It will be very interesting to know what the military establishment thinks about the conclusion of this policy brief on the topic. It is not so much about whether the military establishment agrees or disagrees with the conclusion of the text but as an input to a more unimpeachable inference. Without that input, the conclusion and the policy brief could be standing on one leg.
Nothing, however, reduces the timeliness of the subject matter or the right of civil society/activist oversight on the military or even the author’s arrangement of the content. They are all very interesting cut in typical of Prof Chris Kwaja, the Peace scholar who authored this policy brief. Kwaja is of the Modibbo Adama University in Yola, Northeast of Nigeria.
The key question is whether a case of conflict of interest can be substantiated between the military’s core obligation as the backbone of the modern state and the recent trend involving the military as investors, with a clear calculus to make profit. Can the two go together without one suffering?
The author takes a specific approach to the question. It is that the Nigerian military has, of recent, become a key player in direct, corporate investment in oil and gas, aviation, real estate, agriculture, steel fabrication, drugs production and even shipping, amongst others. The author tells us it is a major transformation.

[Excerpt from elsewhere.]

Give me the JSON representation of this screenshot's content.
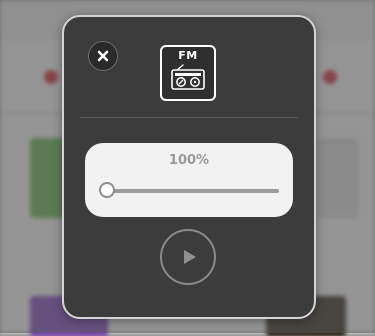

Although it is not peculiar to the Nigerian military as this is what has happened in one form or the other in many other countries – Indonesia, Turkey, Russia, Pakistan, El Salvador, etc – the key questions are still there.
Under the guise of ‘Restricted’, the everyday operations of the military are not open to tracking and scrutiny by civilian controlled regulatory institutions. That is one broad problem that arises with military commercial exploits. Accountability is a closely connected dimension of it and it is sensitive because they are using public resources appropriated in the budget which is a law and has its own regimes and practices. Also mentioned is the question of what is left for defence and security matters if the commercial investments consume a huge chunk of available resources. Given that businesses can fail, this dimension has a scary edge to it.

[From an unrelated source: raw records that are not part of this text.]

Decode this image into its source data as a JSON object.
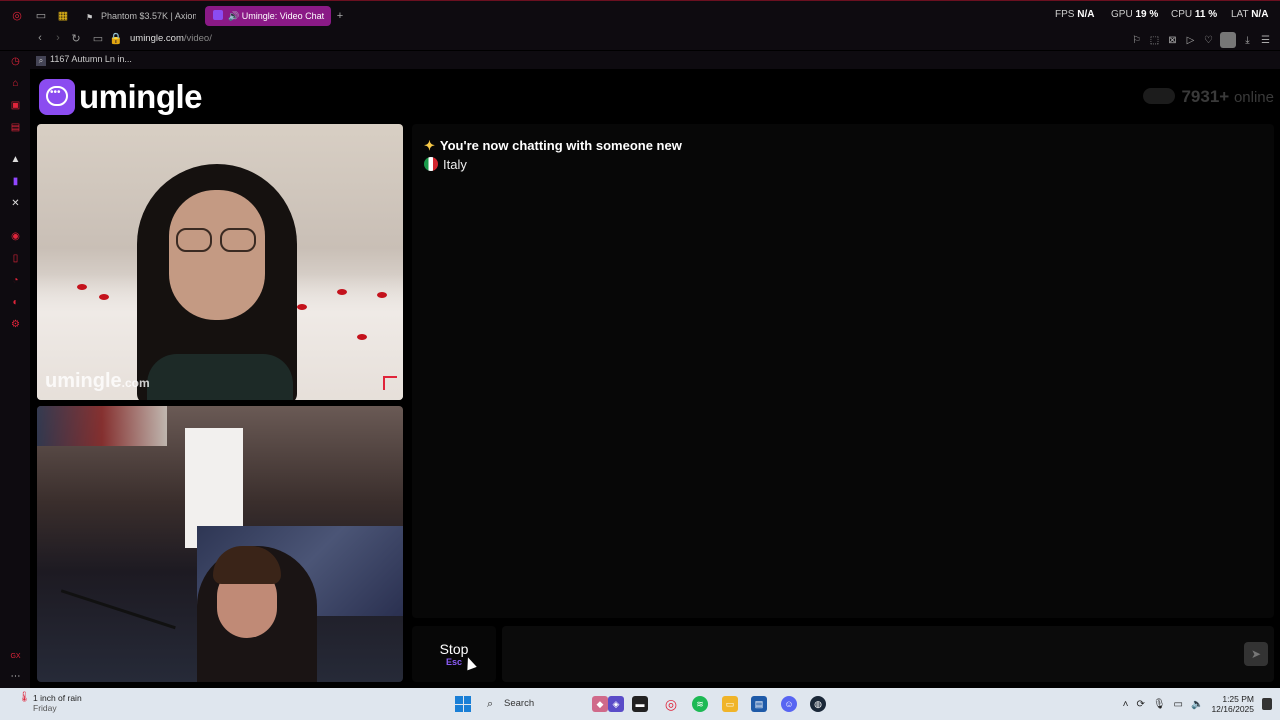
{
  "browser": {
    "tabs": [
      {
        "label": "Phantom $3.57K | Axiom",
        "active": false
      },
      {
        "label": "Umingle: Video Chat",
        "active": true
      }
    ],
    "stats": {
      "fps_label": "FPS",
      "fps_value": "N/A",
      "gpu_label": "GPU",
      "gpu_value": "19 %",
      "cpu_label": "CPU",
      "cpu_value": "11 %",
      "lat_label": "LAT",
      "lat_value": "N/A"
    },
    "url_host": "umingle.com",
    "url_path": "/video/",
    "bookmark": "1167 Autumn Ln in..."
  },
  "page": {
    "logo_text": "umingle",
    "online_count": "7931+",
    "online_label": "online",
    "watermark": "umingle",
    "watermark_suffix": ".com",
    "chat_message": "You're now chatting with someone new",
    "country": "Italy",
    "stop_label": "Stop",
    "stop_key": "Esc"
  },
  "taskbar": {
    "weather_line1": "1 inch of rain",
    "weather_line2": "Friday",
    "search_label": "Search",
    "time": "1:25 PM",
    "date": "12/16/2025"
  },
  "colors": {
    "accent_purple": "#8b4cf0",
    "opera_red": "#e0243a",
    "active_tab": "#8a1a86"
  }
}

For these and the other reasons listed and explained in the text, the Brief concludes that there are major concerns about a military that is lost to the profit calculus. Not the least of these concerns is the distraction that comes with securing the nation and securing profit simultaneously. The last segment of the ten page Brief offers some considered ways out. “The pursuit of profit and the risks of corruption by military personnel are key threats to military professionalism that needs to be checkmated urgently” rings out the conclusion.
It is a conclusion some readers would regard as a sharp one just as some readers would consider it too categorical. Both sides would be correct to the extent that a policy brief is not really about being correct or incorrect but whether it provokes thought. In other words, the key question about this text is about people getting it to read so that they can make up their mind on the question. And the topic can be given more expanded treatment.
Recently, some retired diplomats argued that a Military-Industrial-Complex approach to foreign policy should guide President Tinubu. That is a business model approach and it touches on this issue of how industrialisation around military hardware can keep the military and Nigeria from war mongering. The more debates these provoke, the better for Nigeria. In that case, kudos to CISLAC which organised the publication.